The problem =>
Make a tally of the lines in the records that include the string "General", and give only that number.

BEGIN Exercise inputs

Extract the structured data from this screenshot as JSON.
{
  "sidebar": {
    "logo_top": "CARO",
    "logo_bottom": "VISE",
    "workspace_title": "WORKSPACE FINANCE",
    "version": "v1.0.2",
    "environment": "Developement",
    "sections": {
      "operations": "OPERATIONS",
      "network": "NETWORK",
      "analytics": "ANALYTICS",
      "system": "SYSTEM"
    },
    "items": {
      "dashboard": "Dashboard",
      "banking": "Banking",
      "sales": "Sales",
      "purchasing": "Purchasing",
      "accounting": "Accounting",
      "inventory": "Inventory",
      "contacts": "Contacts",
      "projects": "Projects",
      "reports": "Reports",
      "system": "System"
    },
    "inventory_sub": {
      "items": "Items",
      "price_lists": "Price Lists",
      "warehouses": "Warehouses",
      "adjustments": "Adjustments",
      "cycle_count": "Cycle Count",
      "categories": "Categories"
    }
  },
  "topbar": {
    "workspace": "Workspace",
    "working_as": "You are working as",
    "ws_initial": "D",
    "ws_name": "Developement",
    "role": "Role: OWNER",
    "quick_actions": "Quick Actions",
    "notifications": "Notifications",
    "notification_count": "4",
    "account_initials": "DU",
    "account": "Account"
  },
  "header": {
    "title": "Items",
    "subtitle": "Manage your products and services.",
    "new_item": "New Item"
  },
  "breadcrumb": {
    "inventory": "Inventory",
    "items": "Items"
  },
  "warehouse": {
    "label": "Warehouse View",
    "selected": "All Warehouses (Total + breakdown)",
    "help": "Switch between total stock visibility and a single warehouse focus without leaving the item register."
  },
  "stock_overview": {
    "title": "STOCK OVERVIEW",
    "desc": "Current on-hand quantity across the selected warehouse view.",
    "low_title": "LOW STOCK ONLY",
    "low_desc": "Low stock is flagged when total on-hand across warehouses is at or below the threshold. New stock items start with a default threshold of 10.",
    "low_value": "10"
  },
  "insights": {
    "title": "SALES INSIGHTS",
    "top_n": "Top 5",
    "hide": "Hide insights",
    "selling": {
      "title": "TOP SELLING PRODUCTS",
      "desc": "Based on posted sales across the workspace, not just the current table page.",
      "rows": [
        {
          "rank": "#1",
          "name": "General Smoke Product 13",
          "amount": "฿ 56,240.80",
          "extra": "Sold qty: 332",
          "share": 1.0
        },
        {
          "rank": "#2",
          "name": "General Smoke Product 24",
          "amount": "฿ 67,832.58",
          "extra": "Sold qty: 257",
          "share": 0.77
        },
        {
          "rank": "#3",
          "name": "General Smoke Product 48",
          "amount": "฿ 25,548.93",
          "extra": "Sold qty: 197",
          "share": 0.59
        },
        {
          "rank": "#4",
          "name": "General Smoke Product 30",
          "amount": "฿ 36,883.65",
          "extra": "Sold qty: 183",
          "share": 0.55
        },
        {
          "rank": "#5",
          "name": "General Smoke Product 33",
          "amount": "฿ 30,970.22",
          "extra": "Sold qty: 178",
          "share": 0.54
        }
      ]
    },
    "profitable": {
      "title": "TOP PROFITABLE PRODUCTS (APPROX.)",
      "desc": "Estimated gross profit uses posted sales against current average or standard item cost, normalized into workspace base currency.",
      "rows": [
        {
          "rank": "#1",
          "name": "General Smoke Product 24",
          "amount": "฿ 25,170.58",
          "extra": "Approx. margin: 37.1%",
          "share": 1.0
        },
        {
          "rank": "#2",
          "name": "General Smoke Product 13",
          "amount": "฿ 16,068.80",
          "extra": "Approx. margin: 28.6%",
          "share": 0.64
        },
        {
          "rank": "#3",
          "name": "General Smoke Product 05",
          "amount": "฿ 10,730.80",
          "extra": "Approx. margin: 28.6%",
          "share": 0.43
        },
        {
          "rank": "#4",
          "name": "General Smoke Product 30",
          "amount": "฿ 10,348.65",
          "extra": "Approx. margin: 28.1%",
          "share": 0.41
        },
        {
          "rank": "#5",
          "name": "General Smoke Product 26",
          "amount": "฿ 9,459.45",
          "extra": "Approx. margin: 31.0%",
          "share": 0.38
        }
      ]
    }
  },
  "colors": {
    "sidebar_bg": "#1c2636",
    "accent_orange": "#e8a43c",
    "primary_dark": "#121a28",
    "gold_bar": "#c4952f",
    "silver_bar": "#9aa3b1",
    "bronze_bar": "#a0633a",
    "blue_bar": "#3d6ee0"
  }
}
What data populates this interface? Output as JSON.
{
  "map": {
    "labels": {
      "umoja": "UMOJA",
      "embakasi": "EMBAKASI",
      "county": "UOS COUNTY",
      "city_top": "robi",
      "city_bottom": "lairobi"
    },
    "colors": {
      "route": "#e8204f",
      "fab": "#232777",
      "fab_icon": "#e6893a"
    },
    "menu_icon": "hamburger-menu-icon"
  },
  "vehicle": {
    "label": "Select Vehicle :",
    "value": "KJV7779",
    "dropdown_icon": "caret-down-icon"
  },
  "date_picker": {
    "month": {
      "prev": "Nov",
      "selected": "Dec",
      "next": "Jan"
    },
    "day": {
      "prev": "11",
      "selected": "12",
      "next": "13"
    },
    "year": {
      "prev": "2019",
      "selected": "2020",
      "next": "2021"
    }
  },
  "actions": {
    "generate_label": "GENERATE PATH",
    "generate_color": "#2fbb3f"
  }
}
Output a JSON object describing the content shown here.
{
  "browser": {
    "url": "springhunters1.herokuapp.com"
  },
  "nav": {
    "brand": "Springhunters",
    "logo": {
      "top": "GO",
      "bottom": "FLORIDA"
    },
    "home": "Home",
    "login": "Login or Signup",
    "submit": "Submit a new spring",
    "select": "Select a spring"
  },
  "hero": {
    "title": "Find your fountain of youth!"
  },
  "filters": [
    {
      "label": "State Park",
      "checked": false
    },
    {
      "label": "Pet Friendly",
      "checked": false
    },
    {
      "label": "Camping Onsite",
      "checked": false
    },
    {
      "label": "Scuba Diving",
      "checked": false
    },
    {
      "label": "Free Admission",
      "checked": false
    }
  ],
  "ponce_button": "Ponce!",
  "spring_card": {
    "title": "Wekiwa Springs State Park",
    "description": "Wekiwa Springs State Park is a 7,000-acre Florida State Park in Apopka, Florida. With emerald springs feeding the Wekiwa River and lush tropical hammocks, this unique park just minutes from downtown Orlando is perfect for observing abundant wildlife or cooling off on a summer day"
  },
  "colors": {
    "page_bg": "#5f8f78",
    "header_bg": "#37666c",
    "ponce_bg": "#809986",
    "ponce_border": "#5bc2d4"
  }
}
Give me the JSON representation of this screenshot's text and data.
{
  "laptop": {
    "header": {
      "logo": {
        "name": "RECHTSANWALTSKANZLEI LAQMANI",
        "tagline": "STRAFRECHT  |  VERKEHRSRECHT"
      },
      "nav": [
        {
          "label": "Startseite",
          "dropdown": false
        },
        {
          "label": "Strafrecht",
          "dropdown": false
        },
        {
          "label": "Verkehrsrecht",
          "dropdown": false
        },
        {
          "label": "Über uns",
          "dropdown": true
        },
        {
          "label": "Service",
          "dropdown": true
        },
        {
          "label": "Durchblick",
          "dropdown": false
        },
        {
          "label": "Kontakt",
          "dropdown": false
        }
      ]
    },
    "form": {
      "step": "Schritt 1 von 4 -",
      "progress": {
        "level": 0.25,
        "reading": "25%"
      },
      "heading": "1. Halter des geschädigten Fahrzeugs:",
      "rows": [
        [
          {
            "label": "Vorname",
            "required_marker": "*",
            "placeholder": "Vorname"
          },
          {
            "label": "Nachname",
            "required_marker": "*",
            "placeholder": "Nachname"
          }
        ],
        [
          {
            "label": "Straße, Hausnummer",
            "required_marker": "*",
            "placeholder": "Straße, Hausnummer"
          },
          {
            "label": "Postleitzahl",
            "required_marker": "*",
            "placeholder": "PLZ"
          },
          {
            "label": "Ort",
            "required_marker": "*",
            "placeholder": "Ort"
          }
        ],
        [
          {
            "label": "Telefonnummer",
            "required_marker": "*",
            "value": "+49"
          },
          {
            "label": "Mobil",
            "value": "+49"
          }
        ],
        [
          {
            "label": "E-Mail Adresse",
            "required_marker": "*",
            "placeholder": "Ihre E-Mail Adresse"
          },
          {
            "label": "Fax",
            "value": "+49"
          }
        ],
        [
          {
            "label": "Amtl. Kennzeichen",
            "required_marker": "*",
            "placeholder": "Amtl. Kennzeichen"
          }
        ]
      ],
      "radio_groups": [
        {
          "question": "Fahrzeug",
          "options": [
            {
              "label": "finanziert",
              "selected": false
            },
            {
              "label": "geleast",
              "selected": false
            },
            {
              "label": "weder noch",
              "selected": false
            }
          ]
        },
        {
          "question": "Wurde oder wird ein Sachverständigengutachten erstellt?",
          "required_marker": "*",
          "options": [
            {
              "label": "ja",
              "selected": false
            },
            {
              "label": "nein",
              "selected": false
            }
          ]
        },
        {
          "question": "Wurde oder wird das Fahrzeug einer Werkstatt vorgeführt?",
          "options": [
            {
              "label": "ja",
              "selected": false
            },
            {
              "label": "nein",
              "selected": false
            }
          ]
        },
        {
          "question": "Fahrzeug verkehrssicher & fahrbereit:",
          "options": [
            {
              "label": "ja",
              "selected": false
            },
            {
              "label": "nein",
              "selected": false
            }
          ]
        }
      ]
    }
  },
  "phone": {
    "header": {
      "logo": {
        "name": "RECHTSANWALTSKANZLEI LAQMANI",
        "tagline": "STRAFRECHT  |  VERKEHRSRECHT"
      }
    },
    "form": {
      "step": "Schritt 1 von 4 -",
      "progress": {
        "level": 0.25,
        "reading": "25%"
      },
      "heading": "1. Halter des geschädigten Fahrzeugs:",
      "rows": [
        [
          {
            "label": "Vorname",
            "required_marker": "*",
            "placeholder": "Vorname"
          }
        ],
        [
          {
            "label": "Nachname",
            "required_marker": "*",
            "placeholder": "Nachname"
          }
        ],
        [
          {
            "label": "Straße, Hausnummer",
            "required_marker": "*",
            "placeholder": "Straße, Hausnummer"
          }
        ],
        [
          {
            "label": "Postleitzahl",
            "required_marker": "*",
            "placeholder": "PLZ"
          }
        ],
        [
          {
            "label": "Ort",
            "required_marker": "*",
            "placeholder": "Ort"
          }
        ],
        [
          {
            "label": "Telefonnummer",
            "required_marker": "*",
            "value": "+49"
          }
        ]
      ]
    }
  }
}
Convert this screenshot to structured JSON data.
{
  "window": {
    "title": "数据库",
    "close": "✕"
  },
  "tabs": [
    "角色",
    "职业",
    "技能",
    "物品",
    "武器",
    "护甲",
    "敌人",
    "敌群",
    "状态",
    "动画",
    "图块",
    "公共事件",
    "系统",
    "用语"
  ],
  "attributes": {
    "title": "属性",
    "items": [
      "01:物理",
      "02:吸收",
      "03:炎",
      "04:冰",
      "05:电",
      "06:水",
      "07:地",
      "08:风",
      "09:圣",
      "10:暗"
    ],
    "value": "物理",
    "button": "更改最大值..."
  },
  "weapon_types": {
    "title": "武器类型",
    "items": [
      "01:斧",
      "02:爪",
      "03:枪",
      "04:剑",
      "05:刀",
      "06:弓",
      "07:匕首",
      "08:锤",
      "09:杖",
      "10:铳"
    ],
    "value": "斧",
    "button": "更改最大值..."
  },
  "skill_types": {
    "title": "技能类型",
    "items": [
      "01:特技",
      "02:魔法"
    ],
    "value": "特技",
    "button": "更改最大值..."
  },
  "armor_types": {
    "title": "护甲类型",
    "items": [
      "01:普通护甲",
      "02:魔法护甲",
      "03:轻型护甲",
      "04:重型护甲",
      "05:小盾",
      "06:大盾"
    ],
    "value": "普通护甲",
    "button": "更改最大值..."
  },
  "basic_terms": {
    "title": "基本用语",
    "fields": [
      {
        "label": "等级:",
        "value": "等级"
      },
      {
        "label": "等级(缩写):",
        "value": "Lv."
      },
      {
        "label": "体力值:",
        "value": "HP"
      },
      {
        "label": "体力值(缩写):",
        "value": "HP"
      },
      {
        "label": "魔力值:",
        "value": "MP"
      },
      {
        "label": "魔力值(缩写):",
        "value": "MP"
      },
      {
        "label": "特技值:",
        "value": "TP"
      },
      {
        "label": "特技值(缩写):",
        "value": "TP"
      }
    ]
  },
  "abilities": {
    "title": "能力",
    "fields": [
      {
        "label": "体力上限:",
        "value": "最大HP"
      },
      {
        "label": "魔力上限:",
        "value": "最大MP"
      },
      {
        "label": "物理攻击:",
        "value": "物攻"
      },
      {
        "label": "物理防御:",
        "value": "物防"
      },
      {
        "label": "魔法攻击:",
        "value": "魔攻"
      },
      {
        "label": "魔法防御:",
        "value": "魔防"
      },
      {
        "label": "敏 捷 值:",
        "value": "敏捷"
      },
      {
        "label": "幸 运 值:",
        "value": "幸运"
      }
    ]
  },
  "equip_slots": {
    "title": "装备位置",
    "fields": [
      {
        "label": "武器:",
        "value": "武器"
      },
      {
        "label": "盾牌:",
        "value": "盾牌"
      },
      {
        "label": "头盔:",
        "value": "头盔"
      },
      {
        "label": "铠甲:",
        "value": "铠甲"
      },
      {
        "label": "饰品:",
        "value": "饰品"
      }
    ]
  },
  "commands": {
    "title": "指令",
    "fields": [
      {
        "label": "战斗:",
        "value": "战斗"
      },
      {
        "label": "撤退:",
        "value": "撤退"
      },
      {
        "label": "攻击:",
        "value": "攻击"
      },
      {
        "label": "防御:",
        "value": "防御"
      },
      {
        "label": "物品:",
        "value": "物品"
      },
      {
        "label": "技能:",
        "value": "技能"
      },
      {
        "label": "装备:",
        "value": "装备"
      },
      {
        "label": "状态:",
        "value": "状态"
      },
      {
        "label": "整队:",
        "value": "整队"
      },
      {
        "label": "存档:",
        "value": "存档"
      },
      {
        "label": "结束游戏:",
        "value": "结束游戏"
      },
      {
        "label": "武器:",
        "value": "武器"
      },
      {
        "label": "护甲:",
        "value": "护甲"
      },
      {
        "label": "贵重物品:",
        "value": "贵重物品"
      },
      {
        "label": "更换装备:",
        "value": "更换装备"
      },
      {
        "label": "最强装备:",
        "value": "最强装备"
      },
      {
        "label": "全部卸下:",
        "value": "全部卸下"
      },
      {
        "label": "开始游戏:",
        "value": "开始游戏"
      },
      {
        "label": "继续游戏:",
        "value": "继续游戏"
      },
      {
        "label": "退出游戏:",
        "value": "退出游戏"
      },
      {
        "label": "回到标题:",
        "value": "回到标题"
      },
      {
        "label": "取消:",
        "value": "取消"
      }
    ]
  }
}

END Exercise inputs

Solution =>
10